*Directions for this task*: Work out how many lines of the listing below contain the word "JSON". Respond with that number only.

*Source information*:

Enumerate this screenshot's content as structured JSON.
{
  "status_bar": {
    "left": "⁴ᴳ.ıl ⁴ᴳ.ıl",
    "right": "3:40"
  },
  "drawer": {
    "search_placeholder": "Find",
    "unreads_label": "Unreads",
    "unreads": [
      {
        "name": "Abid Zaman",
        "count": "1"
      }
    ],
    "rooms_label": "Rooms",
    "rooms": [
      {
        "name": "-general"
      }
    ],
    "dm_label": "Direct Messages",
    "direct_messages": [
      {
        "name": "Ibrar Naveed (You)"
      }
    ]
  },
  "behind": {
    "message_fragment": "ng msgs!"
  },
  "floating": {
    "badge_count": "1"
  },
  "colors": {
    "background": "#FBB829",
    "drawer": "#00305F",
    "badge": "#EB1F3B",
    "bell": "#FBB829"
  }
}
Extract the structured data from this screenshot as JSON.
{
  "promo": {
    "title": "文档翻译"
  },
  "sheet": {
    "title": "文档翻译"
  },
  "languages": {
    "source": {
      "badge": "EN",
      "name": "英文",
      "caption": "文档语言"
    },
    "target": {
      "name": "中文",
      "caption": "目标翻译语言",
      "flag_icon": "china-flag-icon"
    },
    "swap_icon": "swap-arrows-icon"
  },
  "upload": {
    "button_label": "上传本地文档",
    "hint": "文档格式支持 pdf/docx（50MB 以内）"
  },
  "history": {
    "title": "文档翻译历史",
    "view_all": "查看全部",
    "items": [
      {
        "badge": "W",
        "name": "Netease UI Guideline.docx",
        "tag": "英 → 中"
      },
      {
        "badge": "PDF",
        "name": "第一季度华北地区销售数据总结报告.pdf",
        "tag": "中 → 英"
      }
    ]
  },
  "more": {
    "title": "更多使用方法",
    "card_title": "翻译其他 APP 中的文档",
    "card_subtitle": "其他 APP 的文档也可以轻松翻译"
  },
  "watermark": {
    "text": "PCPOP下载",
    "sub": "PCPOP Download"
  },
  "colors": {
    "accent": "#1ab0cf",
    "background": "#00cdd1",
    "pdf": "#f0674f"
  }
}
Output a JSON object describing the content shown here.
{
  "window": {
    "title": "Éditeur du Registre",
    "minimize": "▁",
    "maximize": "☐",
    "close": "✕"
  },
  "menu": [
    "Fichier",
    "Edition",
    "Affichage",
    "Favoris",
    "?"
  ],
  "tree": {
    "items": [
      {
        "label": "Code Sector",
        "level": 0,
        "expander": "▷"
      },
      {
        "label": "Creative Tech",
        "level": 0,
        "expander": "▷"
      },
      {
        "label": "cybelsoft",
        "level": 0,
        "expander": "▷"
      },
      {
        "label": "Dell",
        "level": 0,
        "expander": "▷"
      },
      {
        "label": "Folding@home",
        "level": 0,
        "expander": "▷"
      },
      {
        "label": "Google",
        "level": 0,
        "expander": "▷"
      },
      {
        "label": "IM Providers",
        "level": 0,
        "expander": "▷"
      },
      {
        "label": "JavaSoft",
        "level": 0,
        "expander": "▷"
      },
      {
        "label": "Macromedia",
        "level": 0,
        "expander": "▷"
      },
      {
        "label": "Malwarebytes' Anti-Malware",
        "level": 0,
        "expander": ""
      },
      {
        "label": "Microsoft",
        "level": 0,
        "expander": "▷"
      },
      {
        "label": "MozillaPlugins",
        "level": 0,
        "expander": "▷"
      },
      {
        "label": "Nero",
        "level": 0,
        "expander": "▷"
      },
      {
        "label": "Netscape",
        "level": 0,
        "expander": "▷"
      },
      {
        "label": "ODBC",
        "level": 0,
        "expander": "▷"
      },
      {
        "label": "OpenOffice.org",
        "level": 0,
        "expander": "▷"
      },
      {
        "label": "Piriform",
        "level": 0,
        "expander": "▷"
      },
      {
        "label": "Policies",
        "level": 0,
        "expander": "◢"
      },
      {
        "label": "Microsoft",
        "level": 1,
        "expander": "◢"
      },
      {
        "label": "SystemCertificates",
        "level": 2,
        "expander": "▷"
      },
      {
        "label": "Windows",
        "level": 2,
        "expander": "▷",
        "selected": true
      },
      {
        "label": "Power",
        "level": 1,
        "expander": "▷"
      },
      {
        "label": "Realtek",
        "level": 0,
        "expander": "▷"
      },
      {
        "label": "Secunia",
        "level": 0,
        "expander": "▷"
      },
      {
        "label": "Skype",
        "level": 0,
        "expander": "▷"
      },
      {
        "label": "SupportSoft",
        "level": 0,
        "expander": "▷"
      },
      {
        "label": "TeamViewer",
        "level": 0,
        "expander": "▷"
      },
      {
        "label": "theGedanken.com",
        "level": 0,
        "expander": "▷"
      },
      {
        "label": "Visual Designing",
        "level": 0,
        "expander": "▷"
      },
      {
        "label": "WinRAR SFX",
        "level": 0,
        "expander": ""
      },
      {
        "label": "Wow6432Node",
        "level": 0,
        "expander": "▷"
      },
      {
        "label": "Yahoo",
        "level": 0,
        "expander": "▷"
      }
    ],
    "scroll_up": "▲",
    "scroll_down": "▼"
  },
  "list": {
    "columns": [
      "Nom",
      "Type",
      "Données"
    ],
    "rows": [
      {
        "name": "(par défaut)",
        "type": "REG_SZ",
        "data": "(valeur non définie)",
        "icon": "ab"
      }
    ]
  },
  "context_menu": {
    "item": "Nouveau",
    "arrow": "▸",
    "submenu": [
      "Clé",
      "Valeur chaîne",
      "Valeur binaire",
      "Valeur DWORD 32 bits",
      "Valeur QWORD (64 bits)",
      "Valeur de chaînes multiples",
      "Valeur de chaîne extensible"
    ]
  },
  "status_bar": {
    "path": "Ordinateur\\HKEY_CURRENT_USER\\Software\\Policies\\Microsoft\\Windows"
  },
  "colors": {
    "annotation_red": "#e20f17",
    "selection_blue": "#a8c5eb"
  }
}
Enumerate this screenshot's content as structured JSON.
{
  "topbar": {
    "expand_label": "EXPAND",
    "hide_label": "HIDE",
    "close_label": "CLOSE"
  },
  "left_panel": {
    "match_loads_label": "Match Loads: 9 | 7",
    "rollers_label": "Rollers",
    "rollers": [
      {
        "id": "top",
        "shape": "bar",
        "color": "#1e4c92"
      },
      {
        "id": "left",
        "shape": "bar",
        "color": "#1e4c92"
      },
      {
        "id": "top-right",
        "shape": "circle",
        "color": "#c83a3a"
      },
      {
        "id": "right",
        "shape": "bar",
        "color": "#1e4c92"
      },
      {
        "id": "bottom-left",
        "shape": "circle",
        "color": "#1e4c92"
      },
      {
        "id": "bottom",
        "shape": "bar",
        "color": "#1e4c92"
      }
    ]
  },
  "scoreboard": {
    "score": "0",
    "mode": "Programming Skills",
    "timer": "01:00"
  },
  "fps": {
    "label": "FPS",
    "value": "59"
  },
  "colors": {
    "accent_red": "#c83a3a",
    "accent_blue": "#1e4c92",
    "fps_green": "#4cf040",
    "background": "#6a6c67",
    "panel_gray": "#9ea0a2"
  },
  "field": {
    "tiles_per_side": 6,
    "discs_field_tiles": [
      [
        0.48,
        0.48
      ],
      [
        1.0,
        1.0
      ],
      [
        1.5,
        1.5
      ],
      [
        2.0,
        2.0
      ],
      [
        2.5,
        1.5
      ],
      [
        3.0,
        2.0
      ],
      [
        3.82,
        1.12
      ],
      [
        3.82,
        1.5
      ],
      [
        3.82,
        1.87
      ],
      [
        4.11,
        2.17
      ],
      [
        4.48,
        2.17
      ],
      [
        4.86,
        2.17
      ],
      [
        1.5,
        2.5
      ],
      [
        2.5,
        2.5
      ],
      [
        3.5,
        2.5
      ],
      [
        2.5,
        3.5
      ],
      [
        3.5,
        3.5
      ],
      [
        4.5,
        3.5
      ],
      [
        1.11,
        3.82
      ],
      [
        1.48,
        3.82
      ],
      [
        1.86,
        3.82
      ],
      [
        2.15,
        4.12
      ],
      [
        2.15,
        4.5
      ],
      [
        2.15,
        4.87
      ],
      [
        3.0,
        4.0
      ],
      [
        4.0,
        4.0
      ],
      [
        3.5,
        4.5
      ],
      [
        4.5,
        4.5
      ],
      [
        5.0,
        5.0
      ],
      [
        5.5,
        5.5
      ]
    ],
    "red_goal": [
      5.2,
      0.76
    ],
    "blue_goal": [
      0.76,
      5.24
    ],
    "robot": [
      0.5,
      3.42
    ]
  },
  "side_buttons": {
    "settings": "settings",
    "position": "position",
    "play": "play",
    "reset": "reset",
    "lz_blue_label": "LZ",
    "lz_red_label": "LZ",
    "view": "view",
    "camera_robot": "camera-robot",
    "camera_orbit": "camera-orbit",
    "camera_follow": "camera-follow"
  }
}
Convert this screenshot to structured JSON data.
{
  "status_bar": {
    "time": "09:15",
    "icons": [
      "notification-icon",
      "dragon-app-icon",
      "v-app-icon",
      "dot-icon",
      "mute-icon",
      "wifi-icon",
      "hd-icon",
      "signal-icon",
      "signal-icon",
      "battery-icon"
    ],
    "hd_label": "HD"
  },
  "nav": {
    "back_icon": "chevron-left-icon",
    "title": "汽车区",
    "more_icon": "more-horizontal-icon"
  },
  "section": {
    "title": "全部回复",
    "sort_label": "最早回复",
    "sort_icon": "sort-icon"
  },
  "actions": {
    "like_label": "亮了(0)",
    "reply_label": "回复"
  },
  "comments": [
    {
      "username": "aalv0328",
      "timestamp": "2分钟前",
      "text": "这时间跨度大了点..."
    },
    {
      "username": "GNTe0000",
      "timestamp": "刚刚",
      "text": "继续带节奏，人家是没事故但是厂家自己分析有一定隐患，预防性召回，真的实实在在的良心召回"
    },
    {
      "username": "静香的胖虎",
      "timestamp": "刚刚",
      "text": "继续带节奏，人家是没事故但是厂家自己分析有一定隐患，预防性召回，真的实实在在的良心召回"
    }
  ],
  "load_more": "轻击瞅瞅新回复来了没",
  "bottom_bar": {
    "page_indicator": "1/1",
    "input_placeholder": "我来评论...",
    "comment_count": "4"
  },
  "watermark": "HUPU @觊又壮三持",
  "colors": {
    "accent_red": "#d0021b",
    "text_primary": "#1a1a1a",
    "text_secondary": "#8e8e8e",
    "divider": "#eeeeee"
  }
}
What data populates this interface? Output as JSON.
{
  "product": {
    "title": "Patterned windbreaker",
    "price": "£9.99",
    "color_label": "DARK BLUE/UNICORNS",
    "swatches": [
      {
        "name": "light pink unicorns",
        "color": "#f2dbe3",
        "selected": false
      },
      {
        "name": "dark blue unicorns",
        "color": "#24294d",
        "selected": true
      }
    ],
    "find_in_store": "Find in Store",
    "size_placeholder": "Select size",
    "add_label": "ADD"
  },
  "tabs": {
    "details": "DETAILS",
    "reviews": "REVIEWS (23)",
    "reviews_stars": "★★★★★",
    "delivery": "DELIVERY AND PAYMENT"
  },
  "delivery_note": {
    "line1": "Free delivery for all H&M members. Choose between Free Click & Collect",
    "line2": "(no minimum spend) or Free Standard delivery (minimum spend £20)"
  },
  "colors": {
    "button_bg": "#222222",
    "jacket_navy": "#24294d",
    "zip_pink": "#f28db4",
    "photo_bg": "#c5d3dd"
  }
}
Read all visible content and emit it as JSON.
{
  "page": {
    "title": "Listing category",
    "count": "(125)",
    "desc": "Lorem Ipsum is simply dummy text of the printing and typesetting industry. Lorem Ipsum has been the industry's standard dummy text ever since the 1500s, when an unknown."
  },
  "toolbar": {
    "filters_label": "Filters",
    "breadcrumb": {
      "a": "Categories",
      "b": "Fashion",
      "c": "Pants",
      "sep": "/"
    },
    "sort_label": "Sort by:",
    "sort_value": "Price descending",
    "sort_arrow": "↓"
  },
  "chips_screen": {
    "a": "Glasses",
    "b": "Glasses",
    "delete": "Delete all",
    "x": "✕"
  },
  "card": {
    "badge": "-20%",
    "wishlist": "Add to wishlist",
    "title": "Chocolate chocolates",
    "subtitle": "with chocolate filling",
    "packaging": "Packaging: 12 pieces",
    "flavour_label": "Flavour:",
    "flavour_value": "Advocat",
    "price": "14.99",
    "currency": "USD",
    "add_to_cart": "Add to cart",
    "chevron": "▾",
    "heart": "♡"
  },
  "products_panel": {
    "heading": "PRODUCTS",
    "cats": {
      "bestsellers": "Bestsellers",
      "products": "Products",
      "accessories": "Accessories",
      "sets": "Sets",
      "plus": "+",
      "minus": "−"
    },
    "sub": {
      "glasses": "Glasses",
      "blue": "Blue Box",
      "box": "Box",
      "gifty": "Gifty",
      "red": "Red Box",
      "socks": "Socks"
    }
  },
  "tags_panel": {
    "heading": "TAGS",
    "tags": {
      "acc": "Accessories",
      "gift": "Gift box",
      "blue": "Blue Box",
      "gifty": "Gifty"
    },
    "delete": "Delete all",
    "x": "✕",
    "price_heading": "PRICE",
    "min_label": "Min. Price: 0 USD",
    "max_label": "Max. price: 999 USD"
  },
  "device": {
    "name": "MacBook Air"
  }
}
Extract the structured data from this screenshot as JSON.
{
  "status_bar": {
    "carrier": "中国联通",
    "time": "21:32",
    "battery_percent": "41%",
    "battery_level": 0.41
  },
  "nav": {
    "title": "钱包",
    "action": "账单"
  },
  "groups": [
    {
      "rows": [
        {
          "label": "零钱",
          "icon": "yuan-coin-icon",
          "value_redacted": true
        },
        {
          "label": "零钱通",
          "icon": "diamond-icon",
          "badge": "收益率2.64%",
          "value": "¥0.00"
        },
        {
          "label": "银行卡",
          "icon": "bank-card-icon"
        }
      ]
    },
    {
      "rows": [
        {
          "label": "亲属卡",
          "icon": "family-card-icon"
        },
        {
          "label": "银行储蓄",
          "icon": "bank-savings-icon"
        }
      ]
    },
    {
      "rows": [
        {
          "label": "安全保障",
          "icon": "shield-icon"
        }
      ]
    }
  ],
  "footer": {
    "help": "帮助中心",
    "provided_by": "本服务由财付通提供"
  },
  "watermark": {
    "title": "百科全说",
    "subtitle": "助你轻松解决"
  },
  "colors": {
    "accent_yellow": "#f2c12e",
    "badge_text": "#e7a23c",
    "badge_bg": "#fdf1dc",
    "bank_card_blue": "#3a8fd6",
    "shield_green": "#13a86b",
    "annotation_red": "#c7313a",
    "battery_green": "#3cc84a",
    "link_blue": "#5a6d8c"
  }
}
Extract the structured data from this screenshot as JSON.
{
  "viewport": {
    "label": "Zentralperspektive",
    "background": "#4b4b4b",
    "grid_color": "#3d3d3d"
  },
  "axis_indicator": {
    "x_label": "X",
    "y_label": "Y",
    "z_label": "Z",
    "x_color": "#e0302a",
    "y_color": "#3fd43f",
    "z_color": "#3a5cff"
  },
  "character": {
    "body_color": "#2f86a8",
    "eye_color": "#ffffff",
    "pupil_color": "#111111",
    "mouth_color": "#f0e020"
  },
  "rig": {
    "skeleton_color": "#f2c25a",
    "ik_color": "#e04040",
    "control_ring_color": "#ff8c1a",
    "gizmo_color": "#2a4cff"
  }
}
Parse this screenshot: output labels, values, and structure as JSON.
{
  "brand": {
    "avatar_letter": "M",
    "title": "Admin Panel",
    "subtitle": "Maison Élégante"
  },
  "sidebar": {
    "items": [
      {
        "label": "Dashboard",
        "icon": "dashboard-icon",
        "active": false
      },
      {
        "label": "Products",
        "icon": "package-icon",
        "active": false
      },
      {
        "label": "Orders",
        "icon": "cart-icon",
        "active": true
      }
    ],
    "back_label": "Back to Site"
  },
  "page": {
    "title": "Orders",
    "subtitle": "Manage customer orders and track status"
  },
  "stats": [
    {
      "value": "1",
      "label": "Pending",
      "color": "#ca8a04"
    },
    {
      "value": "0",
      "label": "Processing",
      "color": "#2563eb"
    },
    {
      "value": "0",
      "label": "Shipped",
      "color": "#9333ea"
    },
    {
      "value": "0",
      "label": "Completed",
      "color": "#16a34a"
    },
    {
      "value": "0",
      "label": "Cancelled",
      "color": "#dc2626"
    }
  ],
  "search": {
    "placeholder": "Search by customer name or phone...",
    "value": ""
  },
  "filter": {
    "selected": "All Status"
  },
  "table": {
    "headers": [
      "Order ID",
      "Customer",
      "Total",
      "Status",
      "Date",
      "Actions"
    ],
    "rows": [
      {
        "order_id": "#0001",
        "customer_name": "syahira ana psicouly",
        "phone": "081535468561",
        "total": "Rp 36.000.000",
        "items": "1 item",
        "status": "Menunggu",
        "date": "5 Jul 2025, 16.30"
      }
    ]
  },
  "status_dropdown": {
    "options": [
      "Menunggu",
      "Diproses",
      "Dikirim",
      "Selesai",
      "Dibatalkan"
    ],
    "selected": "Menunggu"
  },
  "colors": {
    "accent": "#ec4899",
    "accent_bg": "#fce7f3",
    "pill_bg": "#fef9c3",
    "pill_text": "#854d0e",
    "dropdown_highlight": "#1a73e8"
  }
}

*Your solution*: 10